GLAAD RESPONDS TO THE NORTH DAKOTA LEGISLATURE PASSING A BILL BANNING TRANSGENDER YOUTH FROM SPORTS PARTICIPATION

April 15, 2021

 

GLAAD, the world’s largest LGBTQ media advocacy organization, is responding to the North Dakota legislature’s passage of a bill today prohibiting transgender students from participating in a school-sponsored athletic team. The bill passed 69 to 25 and now goes to Gov. Doug Burgum’s desk.

Bills banning transgender students from sports participation are now awaiting vetoes or signatures from governors of North Dakota, Montana, Kansas and West Virginia. 

Three previous states, Mississippi, Arkansas and Tennessee, have signed bills into law, and South Dakota’s governor issued executive orders after expressing concerns about the legality of the state’s ban. Lawmakers across the country have acknowledged they could not cite an instance of trans participation being an issue in their states. 

North Dakota has had a policy regulating trans participation for the last five and a half years. 

GLAAD released a guide for journalists covering the wave of anti-LGBTQ bills nationwide.

Statement from Serena Sonoma, GLAAD’s Communications Coordinator and Regional Media Lead, U.S. South: 

“Transgender young people just want to be safe, belong, and live free of discrimination, including from some in their own government. There is no evidence that including trans kids harms anyone. States that include trans students have more girls participating in sports than states with bans. This bill and similar measures across dozens of states are unnecessary and harmful to all young people. Lawmakers must stop targeting the most vulnerable in their states. They are sending a terrible message that hurts all kids and threatens their states’ economies. Gov. Burgum must veto this damaging bill.”

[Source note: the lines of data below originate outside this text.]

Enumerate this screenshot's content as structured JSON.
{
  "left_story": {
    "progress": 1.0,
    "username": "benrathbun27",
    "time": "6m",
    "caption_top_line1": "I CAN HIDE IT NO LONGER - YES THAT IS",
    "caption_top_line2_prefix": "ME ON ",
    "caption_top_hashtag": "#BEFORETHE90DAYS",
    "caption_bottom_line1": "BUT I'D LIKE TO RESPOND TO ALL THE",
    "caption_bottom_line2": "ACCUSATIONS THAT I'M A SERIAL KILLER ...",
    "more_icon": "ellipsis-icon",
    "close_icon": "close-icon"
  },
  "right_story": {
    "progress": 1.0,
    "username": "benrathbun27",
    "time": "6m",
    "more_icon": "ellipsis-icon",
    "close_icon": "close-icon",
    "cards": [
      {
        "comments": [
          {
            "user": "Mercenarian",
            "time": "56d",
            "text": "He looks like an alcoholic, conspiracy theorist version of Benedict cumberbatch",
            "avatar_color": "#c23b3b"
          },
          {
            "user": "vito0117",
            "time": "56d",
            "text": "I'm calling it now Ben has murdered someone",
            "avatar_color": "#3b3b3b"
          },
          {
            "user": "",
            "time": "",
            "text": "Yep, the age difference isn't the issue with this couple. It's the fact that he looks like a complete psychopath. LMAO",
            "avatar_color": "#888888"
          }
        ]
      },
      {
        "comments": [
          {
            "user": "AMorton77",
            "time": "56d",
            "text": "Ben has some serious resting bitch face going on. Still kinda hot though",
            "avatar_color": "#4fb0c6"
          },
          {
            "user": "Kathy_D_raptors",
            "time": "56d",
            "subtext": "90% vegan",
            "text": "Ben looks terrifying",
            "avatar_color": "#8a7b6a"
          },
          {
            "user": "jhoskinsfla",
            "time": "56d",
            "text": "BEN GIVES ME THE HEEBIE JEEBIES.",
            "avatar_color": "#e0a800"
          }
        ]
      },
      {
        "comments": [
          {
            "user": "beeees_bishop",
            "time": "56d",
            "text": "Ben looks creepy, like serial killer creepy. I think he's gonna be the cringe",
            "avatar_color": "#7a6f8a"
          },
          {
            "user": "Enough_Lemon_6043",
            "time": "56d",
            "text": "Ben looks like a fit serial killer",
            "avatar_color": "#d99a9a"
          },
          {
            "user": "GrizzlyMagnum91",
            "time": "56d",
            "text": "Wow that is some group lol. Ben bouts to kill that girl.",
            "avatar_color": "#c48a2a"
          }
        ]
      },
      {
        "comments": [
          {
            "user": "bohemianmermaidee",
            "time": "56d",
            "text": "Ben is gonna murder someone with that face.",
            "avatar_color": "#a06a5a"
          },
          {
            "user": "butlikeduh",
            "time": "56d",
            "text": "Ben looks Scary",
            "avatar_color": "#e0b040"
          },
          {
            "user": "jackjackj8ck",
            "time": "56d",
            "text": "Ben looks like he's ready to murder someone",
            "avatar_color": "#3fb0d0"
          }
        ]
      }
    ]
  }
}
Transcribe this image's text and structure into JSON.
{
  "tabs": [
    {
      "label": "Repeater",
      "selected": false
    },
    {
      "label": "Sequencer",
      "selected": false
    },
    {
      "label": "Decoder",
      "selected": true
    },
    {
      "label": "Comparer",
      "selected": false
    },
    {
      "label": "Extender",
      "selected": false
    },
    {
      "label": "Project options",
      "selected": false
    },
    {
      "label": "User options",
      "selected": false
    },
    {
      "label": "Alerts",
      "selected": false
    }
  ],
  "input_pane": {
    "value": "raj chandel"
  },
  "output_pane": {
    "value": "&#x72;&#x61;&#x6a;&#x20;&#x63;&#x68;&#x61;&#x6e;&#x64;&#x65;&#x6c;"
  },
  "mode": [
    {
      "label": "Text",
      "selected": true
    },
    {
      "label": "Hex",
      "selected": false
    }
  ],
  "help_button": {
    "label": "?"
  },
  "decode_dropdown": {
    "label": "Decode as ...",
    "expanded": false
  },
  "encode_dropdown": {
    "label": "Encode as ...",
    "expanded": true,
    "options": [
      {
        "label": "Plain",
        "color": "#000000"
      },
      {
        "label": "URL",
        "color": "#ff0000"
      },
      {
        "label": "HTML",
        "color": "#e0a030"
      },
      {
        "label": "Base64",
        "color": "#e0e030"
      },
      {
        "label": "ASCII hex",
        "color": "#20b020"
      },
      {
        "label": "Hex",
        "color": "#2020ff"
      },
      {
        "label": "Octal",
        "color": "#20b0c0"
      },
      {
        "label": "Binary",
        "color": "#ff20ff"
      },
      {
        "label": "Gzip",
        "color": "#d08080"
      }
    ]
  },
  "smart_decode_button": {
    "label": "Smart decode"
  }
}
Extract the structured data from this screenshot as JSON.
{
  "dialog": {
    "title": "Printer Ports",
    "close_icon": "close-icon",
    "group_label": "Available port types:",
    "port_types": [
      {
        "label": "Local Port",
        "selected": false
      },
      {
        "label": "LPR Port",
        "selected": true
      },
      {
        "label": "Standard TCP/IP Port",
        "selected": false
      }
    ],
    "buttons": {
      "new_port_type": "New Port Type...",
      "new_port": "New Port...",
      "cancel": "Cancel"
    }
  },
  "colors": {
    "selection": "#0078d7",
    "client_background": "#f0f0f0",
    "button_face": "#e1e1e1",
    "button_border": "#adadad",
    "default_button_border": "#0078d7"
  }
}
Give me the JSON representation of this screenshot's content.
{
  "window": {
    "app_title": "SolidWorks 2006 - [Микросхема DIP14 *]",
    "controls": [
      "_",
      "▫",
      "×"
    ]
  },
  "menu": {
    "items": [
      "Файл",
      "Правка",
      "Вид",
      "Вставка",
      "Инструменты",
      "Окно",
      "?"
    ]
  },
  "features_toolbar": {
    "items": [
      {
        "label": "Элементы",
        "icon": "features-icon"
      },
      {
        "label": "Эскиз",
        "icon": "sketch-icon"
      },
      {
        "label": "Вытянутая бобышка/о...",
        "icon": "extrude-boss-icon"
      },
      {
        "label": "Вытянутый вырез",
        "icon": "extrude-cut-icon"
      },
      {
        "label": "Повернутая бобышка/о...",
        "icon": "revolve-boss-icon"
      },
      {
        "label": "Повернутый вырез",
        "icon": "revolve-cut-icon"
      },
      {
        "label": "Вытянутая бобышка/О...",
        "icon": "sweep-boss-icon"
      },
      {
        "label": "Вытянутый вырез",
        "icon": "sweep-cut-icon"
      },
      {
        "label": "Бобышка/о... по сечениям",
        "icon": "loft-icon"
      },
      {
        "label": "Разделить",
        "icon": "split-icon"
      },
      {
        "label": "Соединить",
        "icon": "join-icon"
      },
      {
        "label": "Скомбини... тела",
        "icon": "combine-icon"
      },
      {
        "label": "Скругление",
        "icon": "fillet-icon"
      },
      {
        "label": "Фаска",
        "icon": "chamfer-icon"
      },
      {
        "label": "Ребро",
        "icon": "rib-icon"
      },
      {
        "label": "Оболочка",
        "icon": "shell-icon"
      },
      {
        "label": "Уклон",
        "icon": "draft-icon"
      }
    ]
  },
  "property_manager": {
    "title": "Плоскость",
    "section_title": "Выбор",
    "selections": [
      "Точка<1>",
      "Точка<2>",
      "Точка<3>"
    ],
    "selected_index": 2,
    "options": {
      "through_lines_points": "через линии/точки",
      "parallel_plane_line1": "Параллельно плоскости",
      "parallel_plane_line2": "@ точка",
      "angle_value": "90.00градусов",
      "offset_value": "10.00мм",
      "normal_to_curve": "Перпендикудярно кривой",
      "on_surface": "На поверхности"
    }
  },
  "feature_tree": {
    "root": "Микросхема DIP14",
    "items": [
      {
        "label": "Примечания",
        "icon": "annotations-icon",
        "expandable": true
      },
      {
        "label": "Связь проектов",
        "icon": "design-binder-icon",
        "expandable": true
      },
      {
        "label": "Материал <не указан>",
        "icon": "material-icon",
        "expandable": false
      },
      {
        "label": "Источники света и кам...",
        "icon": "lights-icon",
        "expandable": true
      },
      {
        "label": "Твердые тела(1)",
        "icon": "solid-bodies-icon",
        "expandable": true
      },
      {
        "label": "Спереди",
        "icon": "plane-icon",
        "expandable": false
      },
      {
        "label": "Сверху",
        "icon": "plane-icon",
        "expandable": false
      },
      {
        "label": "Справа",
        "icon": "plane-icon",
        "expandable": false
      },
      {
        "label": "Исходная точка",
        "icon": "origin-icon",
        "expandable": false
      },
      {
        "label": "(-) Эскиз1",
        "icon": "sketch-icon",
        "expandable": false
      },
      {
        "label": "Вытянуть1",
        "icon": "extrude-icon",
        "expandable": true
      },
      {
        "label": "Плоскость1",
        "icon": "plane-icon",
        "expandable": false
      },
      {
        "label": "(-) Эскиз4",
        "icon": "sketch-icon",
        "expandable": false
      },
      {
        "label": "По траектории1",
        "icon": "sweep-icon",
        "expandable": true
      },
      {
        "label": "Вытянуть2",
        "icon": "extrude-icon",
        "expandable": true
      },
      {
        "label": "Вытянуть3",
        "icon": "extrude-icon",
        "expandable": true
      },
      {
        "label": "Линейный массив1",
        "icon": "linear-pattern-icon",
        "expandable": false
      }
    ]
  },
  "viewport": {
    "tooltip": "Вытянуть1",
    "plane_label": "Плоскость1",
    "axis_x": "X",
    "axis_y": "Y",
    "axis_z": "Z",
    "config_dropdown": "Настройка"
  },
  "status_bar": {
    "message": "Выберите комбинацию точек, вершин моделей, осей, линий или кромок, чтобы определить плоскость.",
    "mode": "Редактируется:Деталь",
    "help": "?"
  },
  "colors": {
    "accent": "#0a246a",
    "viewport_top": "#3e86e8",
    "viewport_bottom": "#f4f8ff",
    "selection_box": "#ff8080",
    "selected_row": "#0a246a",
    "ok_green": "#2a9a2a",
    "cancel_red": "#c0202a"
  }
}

The evidence against sports bans is well-documented:

  • 16 states, the NCAA (since 2011), the Olympics (since 2004), and several professional and recreational leagues including USA Gymnastics, U.S. Soccer, and the National Women’s Hockey League all have policies allowing transgender participation in sports. 

  • North Dakota, Kansas, West Virginia and Montana risk losing NCAA events as the NCAA issued a statement this week reminding of its policy that events only be held in “locations where hosts can commit to providing an environment that is safe, healthy and free of discrimination.”

  • On March 10th, more than 545 college student-athletes sent a letter to the NCAA Board of Governors.calling for the NCAA to uphold its nondiscrimination policy and publicly refuse to host championships in states with bans against trans athletes.

  • Student signatories are athletes from college and university athletics from every region in the U.S., representing a variety of sports including men's and women's basketball, men's football, track and field, rowing, swimming, diving, and gymnastics. The letter cites the 2016 NCAA non-discrimination policy following the institution’s decision to move all championship games out of North Carolina in response to House Bill 2, which prohibited some transgender people from using public restrooms according to their gender identity, a move estimated to cost North Carolina $3.76 billion. 

  • The harm faced by trans students is well-documented. The Trevor Project research shows 40% of transgender and nonbinary youth reported being physically threatened or harmed because of their gender identity. GLSEN research shows 45% of trans students fear using the bathroom at school. 22% of trans women perceived as trans in school were harassed to the point they had to leave school because of it. Banning them from activities with their peers further stigmatizes and traumatizes. 

  • All students benefit when transgender and nonbinary students are included:

More than a quarter of transgender and nonbinary youth (27%) who participated in sports reported mostly A grades compared to 19% who did not participate in sports.

  • Participation in girls’ sports declined in states with outright bans or policies that exclude trans girls, while participation remained steady among girls in states with policies that include transgender girls. 

  • In states where transgender youth are allowed to play, more women and girls—not fewer—are playing sports.